  • electrifying thousands of school and transit buses across the country;
  • eliminating the nation’s lead service lines and pipes in the largest investment in clean drinking water and wastewater infrastructure in American history;
  • connecting Americans to reliable high-speed internet while also driving down prices for internet service;
  • upgrading power infrastructure, including by building thousands of miles of new transmission lines to facilitate the expansion of renewable energy;
  • creating an Infrastructure Financing Authority that will leverage billions of dollars into clean transportation and clean energy;
  • addressing legacy pollution to advance environmental justice; and
  • preparing more of our infrastructure for the impacts of climate change, cyber attacks and extreme weather events.

The framework is financed through a combination of closing the tax gap, redirecting unspent emergency relief funds, targeted corporate user fees and the macroeconomic impact of infrastructure investment, the White House says.

Bipartisan Infrastructure Framework

  Amount (billions)
Total $579
Transportation $312
Roads, bridges, major projects $109
Safety $11
Public transit $49
Passenger and Freight Rail $66
EV infrastructure $7.5
Electric buses / transit $7.5
Reconnecting communities $1
Airports $25
Ports & Waterways $16
Infrastructure Financing $20
Other Infrastructure $266
Water $55
Broadband $65
Environmental remediation $21
Power with grid authority $73
Western water storage $5
Resilience $47

New spending + baseline (over five years) = $973B; New spending + baseline (over eight years) = $1,209B

Some trade associations have shared their thoughts on the framework.

Tom Dobbins, president and CEO of the Aluminum Association, Arlington, Virginia, released the following statement: “Infrastructure matters to every family, community and manufacturer in the United States. Today’s bipartisan announcement is an incredibly positive step toward much-needed investment in our nation’s electric grid, roads, bridges, transit hubs, vehicle charging stations and other critical infrastructure needs. Not only does U.S. aluminum depend on reliable infrastructure to ship billions of pounds of aluminum across the country each year, the metal itself is essential to making these planned investments a reality. For example, aluminum is the most widely used material in modern electricity transmission and distribution systems.

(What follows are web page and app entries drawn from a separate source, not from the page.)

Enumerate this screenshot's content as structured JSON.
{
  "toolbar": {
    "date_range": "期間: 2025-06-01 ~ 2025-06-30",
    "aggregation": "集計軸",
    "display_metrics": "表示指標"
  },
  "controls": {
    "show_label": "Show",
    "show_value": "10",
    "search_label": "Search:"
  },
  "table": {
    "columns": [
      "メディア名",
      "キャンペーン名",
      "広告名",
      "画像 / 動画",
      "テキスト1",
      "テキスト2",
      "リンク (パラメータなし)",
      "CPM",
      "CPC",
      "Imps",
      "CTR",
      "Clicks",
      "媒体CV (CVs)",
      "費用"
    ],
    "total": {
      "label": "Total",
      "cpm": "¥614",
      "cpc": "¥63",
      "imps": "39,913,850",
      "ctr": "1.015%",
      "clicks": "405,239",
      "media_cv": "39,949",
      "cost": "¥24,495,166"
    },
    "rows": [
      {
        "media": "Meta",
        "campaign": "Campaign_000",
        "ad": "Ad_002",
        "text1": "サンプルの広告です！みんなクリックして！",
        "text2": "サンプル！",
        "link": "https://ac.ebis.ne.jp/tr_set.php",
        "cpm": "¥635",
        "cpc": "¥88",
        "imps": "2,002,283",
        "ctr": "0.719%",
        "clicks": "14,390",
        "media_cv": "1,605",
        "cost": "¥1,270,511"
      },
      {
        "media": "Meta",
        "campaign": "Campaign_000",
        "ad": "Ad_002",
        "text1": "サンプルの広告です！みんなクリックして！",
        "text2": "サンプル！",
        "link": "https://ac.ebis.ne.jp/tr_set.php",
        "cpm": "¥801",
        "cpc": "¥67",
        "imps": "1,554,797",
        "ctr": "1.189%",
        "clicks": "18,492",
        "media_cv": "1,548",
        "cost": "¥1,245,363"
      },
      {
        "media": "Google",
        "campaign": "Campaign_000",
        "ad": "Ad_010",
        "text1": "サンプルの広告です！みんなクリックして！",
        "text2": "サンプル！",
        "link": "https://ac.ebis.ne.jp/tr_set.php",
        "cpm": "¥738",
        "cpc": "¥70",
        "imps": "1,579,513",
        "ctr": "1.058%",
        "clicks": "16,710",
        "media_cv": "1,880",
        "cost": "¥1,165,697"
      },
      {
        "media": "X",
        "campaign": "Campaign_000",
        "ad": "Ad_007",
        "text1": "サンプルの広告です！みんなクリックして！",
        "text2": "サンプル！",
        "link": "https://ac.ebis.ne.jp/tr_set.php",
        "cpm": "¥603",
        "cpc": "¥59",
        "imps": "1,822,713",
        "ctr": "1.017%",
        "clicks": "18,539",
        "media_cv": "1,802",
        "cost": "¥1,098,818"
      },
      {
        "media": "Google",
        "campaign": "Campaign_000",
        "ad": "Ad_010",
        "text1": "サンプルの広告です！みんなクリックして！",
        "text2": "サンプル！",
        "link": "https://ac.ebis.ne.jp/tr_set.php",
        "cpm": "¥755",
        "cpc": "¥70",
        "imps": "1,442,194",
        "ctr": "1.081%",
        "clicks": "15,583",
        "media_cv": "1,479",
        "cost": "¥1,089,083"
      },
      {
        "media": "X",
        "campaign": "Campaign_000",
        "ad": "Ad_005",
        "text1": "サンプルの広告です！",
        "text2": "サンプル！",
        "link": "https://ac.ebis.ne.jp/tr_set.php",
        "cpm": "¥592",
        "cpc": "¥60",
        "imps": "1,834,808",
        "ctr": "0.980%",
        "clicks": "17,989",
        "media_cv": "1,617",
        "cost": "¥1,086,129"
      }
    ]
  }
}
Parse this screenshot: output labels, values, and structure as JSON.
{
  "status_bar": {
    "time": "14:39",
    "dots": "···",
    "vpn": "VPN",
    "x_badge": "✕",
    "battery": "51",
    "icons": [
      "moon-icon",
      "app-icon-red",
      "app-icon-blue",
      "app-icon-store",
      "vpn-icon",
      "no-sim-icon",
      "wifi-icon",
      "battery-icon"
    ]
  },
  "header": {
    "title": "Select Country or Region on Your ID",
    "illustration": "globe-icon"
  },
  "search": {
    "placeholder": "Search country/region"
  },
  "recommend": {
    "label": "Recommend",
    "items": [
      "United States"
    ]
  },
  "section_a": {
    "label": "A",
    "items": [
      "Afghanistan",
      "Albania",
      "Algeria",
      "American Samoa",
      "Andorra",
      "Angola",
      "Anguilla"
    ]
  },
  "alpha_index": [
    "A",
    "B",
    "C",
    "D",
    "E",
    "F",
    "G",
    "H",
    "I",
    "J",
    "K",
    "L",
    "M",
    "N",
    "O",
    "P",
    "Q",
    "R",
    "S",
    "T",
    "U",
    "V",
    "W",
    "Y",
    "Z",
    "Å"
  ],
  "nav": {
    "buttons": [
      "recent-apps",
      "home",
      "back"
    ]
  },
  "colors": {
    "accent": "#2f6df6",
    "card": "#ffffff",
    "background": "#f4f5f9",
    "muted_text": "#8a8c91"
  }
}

“Lawmakers should also work to shore up U.S. recycling systems as part of any major infrastructure spending,” Dobbins continues. “Increased recycling of materials, which has been in decline in the U.S. recent years, will help to make domestic supply chains more secure and resilient. We hope today’s announcement is a sign of things to come. And we encourage Democrats and Republicans in Congress and the White House to negotiate in good faith—and compromise as necessary—to address the major issues confronting our country.”

The Washington-based Associated Builders and Contractors President and CEO Michael Bellaman says, “ABC is encouraged by the still-developing bipartisan agreement on an investment in America’s infrastructure. This is an important step towards getting the infrastructure investment American taxpayers need and deserve. While we wait for more details to emerge, ABC remains concerned with the two-pronged approach emerging from Democrats in Congress and the Biden administration, which would seek to pair this agreement with a subsequent effort to use the budget reconciliation process to enact partisan tax hikes and restrictive labor policies concurrent with any potential bipartisan agreement.”

He continues, “Any infrastructure package should ensure that small construction businesses, which make up 99 percent of the industry, flourish through fair and open competition, which means the Biden administration and Congress must avoid enacting partisan policies such as the Protecting the Right to Organize Act, government-mandated project labor agreements and a one-size-fits-all approach to workforce development. A bipartisan deal should mean everyone is welcome to rebuild America, regardless of whether they are affiliated with a labor union.”